Exercise aim:
Every record below must be set down again exactly as given.

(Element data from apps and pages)
● ● ●
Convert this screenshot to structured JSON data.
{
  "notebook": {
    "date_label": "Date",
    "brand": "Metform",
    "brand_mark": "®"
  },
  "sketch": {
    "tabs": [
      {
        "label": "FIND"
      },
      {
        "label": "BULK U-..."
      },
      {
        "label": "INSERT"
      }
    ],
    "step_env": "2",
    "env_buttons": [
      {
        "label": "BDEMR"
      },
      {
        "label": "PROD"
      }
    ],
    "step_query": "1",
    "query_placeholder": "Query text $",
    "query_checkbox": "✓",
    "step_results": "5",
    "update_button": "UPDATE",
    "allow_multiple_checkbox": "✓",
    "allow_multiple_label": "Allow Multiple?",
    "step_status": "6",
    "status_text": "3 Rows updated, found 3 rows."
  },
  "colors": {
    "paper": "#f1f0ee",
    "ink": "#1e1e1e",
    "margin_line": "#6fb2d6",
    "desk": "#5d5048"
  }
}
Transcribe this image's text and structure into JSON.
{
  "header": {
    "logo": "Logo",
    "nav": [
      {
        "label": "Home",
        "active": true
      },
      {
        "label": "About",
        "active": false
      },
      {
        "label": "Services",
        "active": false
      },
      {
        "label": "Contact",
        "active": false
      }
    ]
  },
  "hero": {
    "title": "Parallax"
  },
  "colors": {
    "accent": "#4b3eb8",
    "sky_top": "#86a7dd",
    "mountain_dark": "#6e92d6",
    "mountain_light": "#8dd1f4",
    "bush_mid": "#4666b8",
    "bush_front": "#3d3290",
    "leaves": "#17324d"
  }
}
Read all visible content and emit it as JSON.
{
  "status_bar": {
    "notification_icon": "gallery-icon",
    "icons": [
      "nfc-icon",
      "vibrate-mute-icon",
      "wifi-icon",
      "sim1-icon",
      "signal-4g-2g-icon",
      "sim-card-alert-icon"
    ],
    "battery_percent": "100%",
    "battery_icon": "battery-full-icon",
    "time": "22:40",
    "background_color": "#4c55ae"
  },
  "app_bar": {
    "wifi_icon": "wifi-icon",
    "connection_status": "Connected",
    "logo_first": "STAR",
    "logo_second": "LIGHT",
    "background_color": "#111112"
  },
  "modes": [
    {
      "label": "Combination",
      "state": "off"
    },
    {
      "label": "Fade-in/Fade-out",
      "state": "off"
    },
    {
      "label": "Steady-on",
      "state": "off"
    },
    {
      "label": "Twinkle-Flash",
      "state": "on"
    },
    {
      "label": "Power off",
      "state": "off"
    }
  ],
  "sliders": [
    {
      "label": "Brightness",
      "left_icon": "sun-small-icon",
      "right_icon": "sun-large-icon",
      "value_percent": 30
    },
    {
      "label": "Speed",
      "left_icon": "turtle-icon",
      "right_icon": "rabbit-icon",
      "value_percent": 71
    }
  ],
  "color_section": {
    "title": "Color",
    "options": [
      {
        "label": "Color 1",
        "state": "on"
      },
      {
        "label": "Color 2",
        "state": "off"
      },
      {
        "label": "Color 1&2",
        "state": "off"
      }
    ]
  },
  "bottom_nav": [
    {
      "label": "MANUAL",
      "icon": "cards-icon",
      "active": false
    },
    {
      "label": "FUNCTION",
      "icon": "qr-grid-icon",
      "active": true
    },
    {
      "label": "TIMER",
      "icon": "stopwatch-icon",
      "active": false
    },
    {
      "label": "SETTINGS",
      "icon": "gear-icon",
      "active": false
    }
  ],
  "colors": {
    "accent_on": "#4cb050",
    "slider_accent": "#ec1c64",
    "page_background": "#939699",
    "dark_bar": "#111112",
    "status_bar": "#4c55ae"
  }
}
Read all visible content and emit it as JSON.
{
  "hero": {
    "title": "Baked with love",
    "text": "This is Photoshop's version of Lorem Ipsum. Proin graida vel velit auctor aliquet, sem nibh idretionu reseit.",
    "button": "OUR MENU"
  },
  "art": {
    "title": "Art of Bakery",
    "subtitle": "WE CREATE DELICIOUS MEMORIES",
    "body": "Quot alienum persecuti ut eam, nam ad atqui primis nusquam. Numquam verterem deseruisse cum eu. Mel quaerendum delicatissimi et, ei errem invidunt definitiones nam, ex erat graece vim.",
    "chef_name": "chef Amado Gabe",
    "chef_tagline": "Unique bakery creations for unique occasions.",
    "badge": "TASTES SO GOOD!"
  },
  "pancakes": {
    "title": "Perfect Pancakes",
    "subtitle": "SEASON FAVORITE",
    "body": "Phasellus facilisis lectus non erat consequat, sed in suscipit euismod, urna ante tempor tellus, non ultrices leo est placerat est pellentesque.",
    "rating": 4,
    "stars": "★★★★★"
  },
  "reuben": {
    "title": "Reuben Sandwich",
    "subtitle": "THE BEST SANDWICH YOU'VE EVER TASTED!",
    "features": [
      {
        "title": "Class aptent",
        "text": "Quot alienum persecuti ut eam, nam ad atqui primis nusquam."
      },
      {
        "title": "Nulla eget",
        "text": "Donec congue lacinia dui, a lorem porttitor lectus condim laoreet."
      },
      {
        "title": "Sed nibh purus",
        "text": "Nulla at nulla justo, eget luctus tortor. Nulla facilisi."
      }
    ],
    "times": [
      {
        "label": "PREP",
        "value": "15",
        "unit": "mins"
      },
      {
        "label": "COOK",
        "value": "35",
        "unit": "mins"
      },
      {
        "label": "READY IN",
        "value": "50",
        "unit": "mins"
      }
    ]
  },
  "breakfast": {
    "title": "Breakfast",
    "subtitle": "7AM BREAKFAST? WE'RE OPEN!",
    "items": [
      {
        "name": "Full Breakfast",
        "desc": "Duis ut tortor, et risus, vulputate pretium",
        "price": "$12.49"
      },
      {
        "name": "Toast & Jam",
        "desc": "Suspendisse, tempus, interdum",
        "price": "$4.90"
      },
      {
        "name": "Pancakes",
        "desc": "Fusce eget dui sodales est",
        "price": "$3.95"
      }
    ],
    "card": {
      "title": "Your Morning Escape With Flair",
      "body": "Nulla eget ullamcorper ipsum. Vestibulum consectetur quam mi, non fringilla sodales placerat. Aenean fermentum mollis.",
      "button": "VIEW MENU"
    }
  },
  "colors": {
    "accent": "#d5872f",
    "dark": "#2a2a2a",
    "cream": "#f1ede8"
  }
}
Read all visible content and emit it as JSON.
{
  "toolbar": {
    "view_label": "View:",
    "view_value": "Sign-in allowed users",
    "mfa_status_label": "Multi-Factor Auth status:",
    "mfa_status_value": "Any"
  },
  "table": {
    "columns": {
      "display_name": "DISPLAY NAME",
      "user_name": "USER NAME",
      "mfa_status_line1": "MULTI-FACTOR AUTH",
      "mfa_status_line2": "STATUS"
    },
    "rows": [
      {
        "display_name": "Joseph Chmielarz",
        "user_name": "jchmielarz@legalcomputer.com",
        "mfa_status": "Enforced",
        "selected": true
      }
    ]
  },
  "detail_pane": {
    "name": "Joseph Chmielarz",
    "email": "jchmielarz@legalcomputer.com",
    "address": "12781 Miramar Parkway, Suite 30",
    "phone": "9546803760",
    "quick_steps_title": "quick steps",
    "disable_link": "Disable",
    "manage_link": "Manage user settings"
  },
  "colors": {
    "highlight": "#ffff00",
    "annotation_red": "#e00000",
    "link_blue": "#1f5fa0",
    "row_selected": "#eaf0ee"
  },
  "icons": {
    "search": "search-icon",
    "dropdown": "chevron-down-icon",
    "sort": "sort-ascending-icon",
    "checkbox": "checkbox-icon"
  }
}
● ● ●
Task output:
Convert this screenshot to structured JSON data.
{
  "notebook": {
    "date_label": "Date",
    "brand": "Metform",
    "brand_mark": "®"
  },
  "sketch": {
    "tabs": [
      {
        "label": "FIND"
      },
      {
        "label": "BULK U-..."
      },
      {
        "label": "INSERT"
      }
    ],
    "step_env": "2",
    "env_buttons": [
      {
        "label": "BDEMR"
      },
      {
        "label": "PROD"
      }
    ],
    "step_query": "1",
    "query_placeholder": "Query text $",
    "query_checkbox": "✓",
    "step_results": "5",
    "update_button": "UPDATE",
    "allow_multiple_checkbox": "✓",
    "allow_multiple_label": "Allow Multiple?",
    "step_status": "6",
    "status_text": "3 Rows updated, found 3 rows."
  },
  "colors": {
    "paper": "#f1f0ee",
    "ink": "#1e1e1e",
    "margin_line": "#6fb2d6",
    "desk": "#5d5048"
  }
}
Transcribe this image's text and structure into JSON.
{
  "header": {
    "logo": "Logo",
    "nav": [
      {
        "label": "Home",
        "active": true
      },
      {
        "label": "About",
        "active": false
      },
      {
        "label": "Services",
        "active": false
      },
      {
        "label": "Contact",
        "active": false
      }
    ]
  },
  "hero": {
    "title": "Parallax"
  },
  "colors": {
    "accent": "#4b3eb8",
    "sky_top": "#86a7dd",
    "mountain_dark": "#6e92d6",
    "mountain_light": "#8dd1f4",
    "bush_mid": "#4666b8",
    "bush_front": "#3d3290",
    "leaves": "#17324d"
  }
}
Read all visible content and emit it as JSON.
{
  "status_bar": {
    "notification_icon": "gallery-icon",
    "icons": [
      "nfc-icon",
      "vibrate-mute-icon",
      "wifi-icon",
      "sim1-icon",
      "signal-4g-2g-icon",
      "sim-card-alert-icon"
    ],
    "battery_percent": "100%",
    "battery_icon": "battery-full-icon",
    "time": "22:40",
    "background_color": "#4c55ae"
  },
  "app_bar": {
    "wifi_icon": "wifi-icon",
    "connection_status": "Connected",
    "logo_first": "STAR",
    "logo_second": "LIGHT",
    "background_color": "#111112"
  },
  "modes": [
    {
      "label": "Combination",
      "state": "off"
    },
    {
      "label": "Fade-in/Fade-out",
      "state": "off"
    },
    {
      "label": "Steady-on",
      "state": "off"
    },
    {
      "label": "Twinkle-Flash",
      "state": "on"
    },
    {
      "label": "Power off",
      "state": "off"
    }
  ],
  "sliders": [
    {
      "label": "Brightness",
      "left_icon": "sun-small-icon",
      "right_icon": "sun-large-icon",
      "value_percent": 30
    },
    {
      "label": "Speed",
      "left_icon": "turtle-icon",
      "right_icon": "rabbit-icon",
      "value_percent": 71
    }
  ],
  "color_section": {
    "title": "Color",
    "options": [
      {
        "label": "Color 1",
        "state": "on"
      },
      {
        "label": "Color 2",
        "state": "off"
      },
      {
        "label": "Color 1&2",
        "state": "off"
      }
    ]
  },
  "bottom_nav": [
    {
      "label": "MANUAL",
      "icon": "cards-icon",
      "active": false
    },
    {
      "label": "FUNCTION",
      "icon": "qr-grid-icon",
      "active": true
    },
    {
      "label": "TIMER",
      "icon": "stopwatch-icon",
      "active": false
    },
    {
      "label": "SETTINGS",
      "icon": "gear-icon",
      "active": false
    }
  ],
  "colors": {
    "accent_on": "#4cb050",
    "slider_accent": "#ec1c64",
    "page_background": "#939699",
    "dark_bar": "#111112",
    "status_bar": "#4c55ae"
  }
}
Read all visible content and emit it as JSON.
{
  "hero": {
    "title": "Baked with love",
    "text": "This is Photoshop's version of Lorem Ipsum. Proin graida vel velit auctor aliquet, sem nibh idretionu reseit.",
    "button": "OUR MENU"
  },
  "art": {
    "title": "Art of Bakery",
    "subtitle": "WE CREATE DELICIOUS MEMORIES",
    "body": "Quot alienum persecuti ut eam, nam ad atqui primis nusquam. Numquam verterem deseruisse cum eu. Mel quaerendum delicatissimi et, ei errem invidunt definitiones nam, ex erat graece vim.",
    "chef_name": "chef Amado Gabe",
    "chef_tagline": "Unique bakery creations for unique occasions.",
    "badge": "TASTES SO GOOD!"
  },
  "pancakes": {
    "title": "Perfect Pancakes",
    "subtitle": "SEASON FAVORITE",
    "body": "Phasellus facilisis lectus non erat consequat, sed in suscipit euismod, urna ante tempor tellus, non ultrices leo est placerat est pellentesque.",
    "rating": 4,
    "stars": "★★★★★"
  },
  "reuben": {
    "title": "Reuben Sandwich",
    "subtitle": "THE BEST SANDWICH YOU'VE EVER TASTED!",
    "features": [
      {
        "title": "Class aptent",
        "text": "Quot alienum persecuti ut eam, nam ad atqui primis nusquam."
      },
      {
        "title": "Nulla eget",
        "text": "Donec congue lacinia dui, a lorem porttitor lectus condim laoreet."
      },
      {
        "title": "Sed nibh purus",
        "text": "Nulla at nulla justo, eget luctus tortor. Nulla facilisi."
      }
    ],
    "times": [
      {
        "label": "PREP",
        "value": "15",
        "unit": "mins"
      },
      {
        "label": "COOK",
        "value": "35",
        "unit": "mins"
      },
      {
        "label": "READY IN",
        "value": "50",
        "unit": "mins"
      }
    ]
  },
  "breakfast": {
    "title": "Breakfast",
    "subtitle": "7AM BREAKFAST? WE'RE OPEN!",
    "items": [
      {
        "name": "Full Breakfast",
        "desc": "Duis ut tortor, et risus, vulputate pretium",
        "price": "$12.49"
      },
      {
        "name": "Toast & Jam",
        "desc": "Suspendisse, tempus, interdum",
        "price": "$4.90"
      },
      {
        "name": "Pancakes",
        "desc": "Fusce eget dui sodales est",
        "price": "$3.95"
      }
    ],
    "card": {
      "title": "Your Morning Escape With Flair",
      "body": "Nulla eget ullamcorper ipsum. Vestibulum consectetur quam mi, non fringilla sodales placerat. Aenean fermentum mollis.",
      "button": "VIEW MENU"
    }
  },
  "colors": {
    "accent": "#d5872f",
    "dark": "#2a2a2a",
    "cream": "#f1ede8"
  }
}
Read all visible content and emit it as JSON.
{
  "toolbar": {
    "view_label": "View:",
    "view_value": "Sign-in allowed users",
    "mfa_status_label": "Multi-Factor Auth status:",
    "mfa_status_value": "Any"
  },
  "table": {
    "columns": {
      "display_name": "DISPLAY NAME",
      "user_name": "USER NAME",
      "mfa_status_line1": "MULTI-FACTOR AUTH",
      "mfa_status_line2": "STATUS"
    },
    "rows": [
      {
        "display_name": "Joseph Chmielarz",
        "user_name": "jchmielarz@legalcomputer.com",
        "mfa_status": "Enforced",
        "selected": true
      }
    ]
  },
  "detail_pane": {
    "name": "Joseph Chmielarz",
    "email": "jchmielarz@legalcomputer.com",
    "address": "12781 Miramar Parkway, Suite 30",
    "phone": "9546803760",
    "quick_steps_title": "quick steps",
    "disable_link": "Disable",
    "manage_link": "Manage user settings"
  },
  "colors": {
    "highlight": "#ffff00",
    "annotation_red": "#e00000",
    "link_blue": "#1f5fa0",
    "row_selected": "#eaf0ee"
  },
  "icons": {
    "search": "search-icon",
    "dropdown": "chevron-down-icon",
    "sort": "sort-ascending-icon",
    "checkbox": "checkbox-icon"
  }
}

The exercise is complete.